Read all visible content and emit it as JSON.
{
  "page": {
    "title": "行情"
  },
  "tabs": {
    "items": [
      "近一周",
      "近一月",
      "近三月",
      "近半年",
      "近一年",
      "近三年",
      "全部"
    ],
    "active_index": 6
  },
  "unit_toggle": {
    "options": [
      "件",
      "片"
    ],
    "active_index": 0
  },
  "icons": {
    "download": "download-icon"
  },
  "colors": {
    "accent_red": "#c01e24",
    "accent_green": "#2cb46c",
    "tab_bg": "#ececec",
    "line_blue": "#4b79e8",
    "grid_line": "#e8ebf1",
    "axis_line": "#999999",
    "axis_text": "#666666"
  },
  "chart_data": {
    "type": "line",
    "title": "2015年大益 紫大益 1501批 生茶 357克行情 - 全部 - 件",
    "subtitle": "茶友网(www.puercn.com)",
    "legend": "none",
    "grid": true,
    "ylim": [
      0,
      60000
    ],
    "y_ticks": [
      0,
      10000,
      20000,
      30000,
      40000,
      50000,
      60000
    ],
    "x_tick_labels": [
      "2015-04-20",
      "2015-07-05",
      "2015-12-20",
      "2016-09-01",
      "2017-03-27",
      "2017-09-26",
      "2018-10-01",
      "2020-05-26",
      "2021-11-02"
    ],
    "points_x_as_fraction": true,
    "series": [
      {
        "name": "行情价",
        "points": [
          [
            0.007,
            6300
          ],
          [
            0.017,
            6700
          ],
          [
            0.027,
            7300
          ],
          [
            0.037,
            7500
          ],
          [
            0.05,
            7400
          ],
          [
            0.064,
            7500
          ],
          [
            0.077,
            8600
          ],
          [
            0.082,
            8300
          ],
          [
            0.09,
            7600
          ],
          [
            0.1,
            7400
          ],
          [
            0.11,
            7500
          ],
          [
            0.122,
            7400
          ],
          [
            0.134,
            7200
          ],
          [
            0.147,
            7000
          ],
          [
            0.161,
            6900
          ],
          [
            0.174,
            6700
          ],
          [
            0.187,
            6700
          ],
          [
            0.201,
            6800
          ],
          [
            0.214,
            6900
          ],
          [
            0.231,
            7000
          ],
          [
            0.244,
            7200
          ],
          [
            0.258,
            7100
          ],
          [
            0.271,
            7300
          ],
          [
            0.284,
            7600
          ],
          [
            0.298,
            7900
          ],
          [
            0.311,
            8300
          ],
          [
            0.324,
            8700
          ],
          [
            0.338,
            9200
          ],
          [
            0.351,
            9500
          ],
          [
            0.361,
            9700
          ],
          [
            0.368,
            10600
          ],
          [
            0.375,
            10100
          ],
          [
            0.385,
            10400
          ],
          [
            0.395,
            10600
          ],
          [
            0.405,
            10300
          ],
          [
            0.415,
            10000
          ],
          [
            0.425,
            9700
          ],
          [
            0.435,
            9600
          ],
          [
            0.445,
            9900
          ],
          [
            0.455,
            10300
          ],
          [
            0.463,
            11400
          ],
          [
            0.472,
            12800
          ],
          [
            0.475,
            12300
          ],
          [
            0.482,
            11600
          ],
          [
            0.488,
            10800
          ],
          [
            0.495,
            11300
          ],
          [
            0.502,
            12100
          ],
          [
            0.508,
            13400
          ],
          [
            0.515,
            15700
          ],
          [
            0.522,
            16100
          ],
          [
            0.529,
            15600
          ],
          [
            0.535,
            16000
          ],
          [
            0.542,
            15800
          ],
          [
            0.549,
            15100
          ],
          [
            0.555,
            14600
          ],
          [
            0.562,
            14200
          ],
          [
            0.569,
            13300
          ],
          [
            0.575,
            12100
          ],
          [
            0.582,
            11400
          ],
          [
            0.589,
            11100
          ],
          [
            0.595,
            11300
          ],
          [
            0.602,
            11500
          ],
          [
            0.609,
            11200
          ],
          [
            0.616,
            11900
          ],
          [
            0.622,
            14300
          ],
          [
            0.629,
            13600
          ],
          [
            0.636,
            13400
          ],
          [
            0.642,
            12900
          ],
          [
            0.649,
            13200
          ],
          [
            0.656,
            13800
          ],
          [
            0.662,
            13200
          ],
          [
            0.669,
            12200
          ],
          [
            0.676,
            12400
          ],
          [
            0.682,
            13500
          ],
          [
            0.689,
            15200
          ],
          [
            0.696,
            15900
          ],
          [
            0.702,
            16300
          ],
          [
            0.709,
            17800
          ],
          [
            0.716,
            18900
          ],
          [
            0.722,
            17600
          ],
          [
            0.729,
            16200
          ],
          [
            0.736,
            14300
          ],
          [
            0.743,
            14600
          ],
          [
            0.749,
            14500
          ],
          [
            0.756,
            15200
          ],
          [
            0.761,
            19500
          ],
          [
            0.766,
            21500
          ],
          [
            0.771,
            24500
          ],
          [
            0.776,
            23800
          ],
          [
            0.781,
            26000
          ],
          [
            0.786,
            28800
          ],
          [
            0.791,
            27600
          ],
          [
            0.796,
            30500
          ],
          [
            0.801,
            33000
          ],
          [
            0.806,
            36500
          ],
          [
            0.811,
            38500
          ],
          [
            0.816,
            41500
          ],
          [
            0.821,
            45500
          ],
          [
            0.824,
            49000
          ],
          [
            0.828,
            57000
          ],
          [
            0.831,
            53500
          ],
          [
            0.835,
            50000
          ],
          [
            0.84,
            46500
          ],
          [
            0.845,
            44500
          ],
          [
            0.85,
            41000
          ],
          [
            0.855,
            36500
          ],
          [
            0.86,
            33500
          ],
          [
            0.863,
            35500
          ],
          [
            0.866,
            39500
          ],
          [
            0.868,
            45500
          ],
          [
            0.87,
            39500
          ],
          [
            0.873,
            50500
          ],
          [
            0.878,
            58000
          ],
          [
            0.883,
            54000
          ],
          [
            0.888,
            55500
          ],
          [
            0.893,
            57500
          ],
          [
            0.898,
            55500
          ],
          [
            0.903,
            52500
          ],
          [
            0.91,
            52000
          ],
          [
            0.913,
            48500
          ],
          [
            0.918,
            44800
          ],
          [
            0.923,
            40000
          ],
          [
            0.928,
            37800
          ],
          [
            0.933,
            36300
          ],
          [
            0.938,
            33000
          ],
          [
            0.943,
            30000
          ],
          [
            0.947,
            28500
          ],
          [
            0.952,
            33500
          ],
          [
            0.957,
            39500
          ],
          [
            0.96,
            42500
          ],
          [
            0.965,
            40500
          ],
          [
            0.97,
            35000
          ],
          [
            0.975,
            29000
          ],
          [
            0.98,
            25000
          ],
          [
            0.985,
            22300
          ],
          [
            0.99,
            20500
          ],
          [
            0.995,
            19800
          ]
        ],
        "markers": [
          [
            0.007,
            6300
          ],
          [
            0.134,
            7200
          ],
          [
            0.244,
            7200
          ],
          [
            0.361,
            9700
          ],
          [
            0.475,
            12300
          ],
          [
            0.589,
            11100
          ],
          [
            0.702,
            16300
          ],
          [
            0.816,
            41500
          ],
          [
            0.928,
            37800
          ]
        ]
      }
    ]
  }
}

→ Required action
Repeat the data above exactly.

→ Response to the exercise
Read all visible content and emit it as JSON.
{
  "page": {
    "title": "行情"
  },
  "tabs": {
    "items": [
      "近一周",
      "近一月",
      "近三月",
      "近半年",
      "近一年",
      "近三年",
      "全部"
    ],
    "active_index": 6
  },
  "unit_toggle": {
    "options": [
      "件",
      "片"
    ],
    "active_index": 0
  },
  "icons": {
    "download": "download-icon"
  },
  "colors": {
    "accent_red": "#c01e24",
    "accent_green": "#2cb46c",
    "tab_bg": "#ececec",
    "line_blue": "#4b79e8",
    "grid_line": "#e8ebf1",
    "axis_line": "#999999",
    "axis_text": "#666666"
  },
  "chart_data": {
    "type": "line",
    "title": "2015年大益 紫大益 1501批 生茶 357克行情 - 全部 - 件",
    "subtitle": "茶友网(www.puercn.com)",
    "legend": "none",
    "grid": true,
    "ylim": [
      0,
      60000
    ],
    "y_ticks": [
      0,
      10000,
      20000,
      30000,
      40000,
      50000,
      60000
    ],
    "x_tick_labels": [
      "2015-04-20",
      "2015-07-05",
      "2015-12-20",
      "2016-09-01",
      "2017-03-27",
      "2017-09-26",
      "2018-10-01",
      "2020-05-26",
      "2021-11-02"
    ],
    "points_x_as_fraction": true,
    "series": [
      {
        "name": "行情价",
        "points": [
          [
            0.007,
            6300
          ],
          [
            0.017,
            6700
          ],
          [
            0.027,
            7300
          ],
          [
            0.037,
            7500
          ],
          [
            0.05,
            7400
          ],
          [
            0.064,
            7500
          ],
          [
            0.077,
            8600
          ],
          [
            0.082,
            8300
          ],
          [
            0.09,
            7600
          ],
          [
            0.1,
            7400
          ],
          [
            0.11,
            7500
          ],
          [
            0.122,
            7400
          ],
          [
            0.134,
            7200
          ],
          [
            0.147,
            7000
          ],
          [
            0.161,
            6900
          ],
          [
            0.174,
            6700
          ],
          [
            0.187,
            6700
          ],
          [
            0.201,
            6800
          ],
          [
            0.214,
            6900
          ],
          [
            0.231,
            7000
          ],
          [
            0.244,
            7200
          ],
          [
            0.258,
            7100
          ],
          [
            0.271,
            7300
          ],
          [
            0.284,
            7600
          ],
          [
            0.298,
            7900
          ],
          [
            0.311,
            8300
          ],
          [
            0.324,
            8700
          ],
          [
            0.338,
            9200
          ],
          [
            0.351,
            9500
          ],
          [
            0.361,
            9700
          ],
          [
            0.368,
            10600
          ],
          [
            0.375,
            10100
          ],
          [
            0.385,
            10400
          ],
          [
            0.395,
            10600
          ],
          [
            0.405,
            10300
          ],
          [
            0.415,
            10000
          ],
          [
            0.425,
            9700
          ],
          [
            0.435,
            9600
          ],
          [
            0.445,
            9900
          ],
          [
            0.455,
            10300
          ],
          [
            0.463,
            11400
          ],
          [
            0.472,
            12800
          ],
          [
            0.475,
            12300
          ],
          [
            0.482,
            11600
          ],
          [
            0.488,
            10800
          ],
          [
            0.495,
            11300
          ],
          [
            0.502,
            12100
          ],
          [
            0.508,
            13400
          ],
          [
            0.515,
            15700
          ],
          [
            0.522,
            16100
          ],
          [
            0.529,
            15600
          ],
          [
            0.535,
            16000
          ],
          [
            0.542,
            15800
          ],
          [
            0.549,
            15100
          ],
          [
            0.555,
            14600
          ],
          [
            0.562,
            14200
          ],
          [
            0.569,
            13300
          ],
          [
            0.575,
            12100
          ],
          [
            0.582,
            11400
          ],
          [
            0.589,
            11100
          ],
          [
            0.595,
            11300
          ],
          [
            0.602,
            11500
          ],
          [
            0.609,
            11200
          ],
          [
            0.616,
            11900
          ],
          [
            0.622,
            14300
          ],
          [
            0.629,
            13600
          ],
          [
            0.636,
            13400
          ],
          [
            0.642,
            12900
          ],
          [
            0.649,
            13200
          ],
          [
            0.656,
            13800
          ],
          [
            0.662,
            13200
          ],
          [
            0.669,
            12200
          ],
          [
            0.676,
            12400
          ],
          [
            0.682,
            13500
          ],
          [
            0.689,
            15200
          ],
          [
            0.696,
            15900
          ],
          [
            0.702,
            16300
          ],
          [
            0.709,
            17800
          ],
          [
            0.716,
            18900
          ],
          [
            0.722,
            17600
          ],
          [
            0.729,
            16200
          ],
          [
            0.736,
            14300
          ],
          [
            0.743,
            14600
          ],
          [
            0.749,
            14500
          ],
          [
            0.756,
            15200
          ],
          [
            0.761,
            19500
          ],
          [
            0.766,
            21500
          ],
          [
            0.771,
            24500
          ],
          [
            0.776,
            23800
          ],
          [
            0.781,
            26000
          ],
          [
            0.786,
            28800
          ],
          [
            0.791,
            27600
          ],
          [
            0.796,
            30500
          ],
          [
            0.801,
            33000
          ],
          [
            0.806,
            36500
          ],
          [
            0.811,
            38500
          ],
          [
            0.816,
            41500
          ],
          [
            0.821,
            45500
          ],
          [
            0.824,
            49000
          ],
          [
            0.828,
            57000
          ],
          [
            0.831,
            53500
          ],
          [
            0.835,
            50000
          ],
          [
            0.84,
            46500
          ],
          [
            0.845,
            44500
          ],
          [
            0.85,
            41000
          ],
          [
            0.855,
            36500
          ],
          [
            0.86,
            33500
          ],
          [
            0.863,
            35500
          ],
          [
            0.866,
            39500
          ],
          [
            0.868,
            45500
          ],
          [
            0.87,
            39500
          ],
          [
            0.873,
            50500
          ],
          [
            0.878,
            58000
          ],
          [
            0.883,
            54000
          ],
          [
            0.888,
            55500
          ],
          [
            0.893,
            57500
          ],
          [
            0.898,
            55500
          ],
          [
            0.903,
            52500
          ],
          [
            0.91,
            52000
          ],
          [
            0.913,
            48500
          ],
          [
            0.918,
            44800
          ],
          [
            0.923,
            40000
          ],
          [
            0.928,
            37800
          ],
          [
            0.933,
            36300
          ],
          [
            0.938,
            33000
          ],
          [
            0.943,
            30000
          ],
          [
            0.947,
            28500
          ],
          [
            0.952,
            33500
          ],
          [
            0.957,
            39500
          ],
          [
            0.96,
            42500
          ],
          [
            0.965,
            40500
          ],
          [
            0.97,
            35000
          ],
          [
            0.975,
            29000
          ],
          [
            0.98,
            25000
          ],
          [
            0.985,
            22300
          ],
          [
            0.99,
            20500
          ],
          [
            0.995,
            19800
          ]
        ],
        "markers": [
          [
            0.007,
            6300
          ],
          [
            0.134,
            7200
          ],
          [
            0.244,
            7200
          ],
          [
            0.361,
            9700
          ],
          [
            0.475,
            12300
          ],
          [
            0.589,
            11100
          ],
          [
            0.702,
            16300
          ],
          [
            0.816,
            41500
          ],
          [
            0.928,
            37800
          ]
        ]
      }
    ]
  }
}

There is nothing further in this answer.